Please write out all of the entries exactly as they appear.

* INPUT DATA:
________________

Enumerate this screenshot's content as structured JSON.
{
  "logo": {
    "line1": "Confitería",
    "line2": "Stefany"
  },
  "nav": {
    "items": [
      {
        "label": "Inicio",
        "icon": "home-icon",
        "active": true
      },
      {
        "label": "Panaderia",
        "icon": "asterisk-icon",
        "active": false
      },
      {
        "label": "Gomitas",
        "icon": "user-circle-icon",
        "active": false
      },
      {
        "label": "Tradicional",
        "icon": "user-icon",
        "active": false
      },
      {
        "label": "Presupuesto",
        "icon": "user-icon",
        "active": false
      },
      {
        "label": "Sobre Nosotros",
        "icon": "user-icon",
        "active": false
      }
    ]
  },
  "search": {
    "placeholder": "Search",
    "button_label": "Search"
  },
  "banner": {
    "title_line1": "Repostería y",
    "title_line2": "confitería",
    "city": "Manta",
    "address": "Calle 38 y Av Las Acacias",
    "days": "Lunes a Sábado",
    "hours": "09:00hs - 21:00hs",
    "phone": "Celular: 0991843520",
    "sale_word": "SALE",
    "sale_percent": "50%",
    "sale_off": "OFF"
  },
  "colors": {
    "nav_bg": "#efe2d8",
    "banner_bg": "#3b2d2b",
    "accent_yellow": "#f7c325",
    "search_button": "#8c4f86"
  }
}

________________

* WRITTEN SOLUTION:
Enumerate this screenshot's content as structured JSON.
{
  "logo": {
    "line1": "Confitería",
    "line2": "Stefany"
  },
  "nav": {
    "items": [
      {
        "label": "Inicio",
        "icon": "home-icon",
        "active": true
      },
      {
        "label": "Panaderia",
        "icon": "asterisk-icon",
        "active": false
      },
      {
        "label": "Gomitas",
        "icon": "user-circle-icon",
        "active": false
      },
      {
        "label": "Tradicional",
        "icon": "user-icon",
        "active": false
      },
      {
        "label": "Presupuesto",
        "icon": "user-icon",
        "active": false
      },
      {
        "label": "Sobre Nosotros",
        "icon": "user-icon",
        "active": false
      }
    ]
  },
  "search": {
    "placeholder": "Search",
    "button_label": "Search"
  },
  "banner": {
    "title_line1": "Repostería y",
    "title_line2": "confitería",
    "city": "Manta",
    "address": "Calle 38 y Av Las Acacias",
    "days": "Lunes a Sábado",
    "hours": "09:00hs - 21:00hs",
    "phone": "Celular: 0991843520",
    "sale_word": "SALE",
    "sale_percent": "50%",
    "sale_off": "OFF"
  },
  "colors": {
    "nav_bg": "#efe2d8",
    "banner_bg": "#3b2d2b",
    "accent_yellow": "#f7c325",
    "search_button": "#8c4f86"
  }
}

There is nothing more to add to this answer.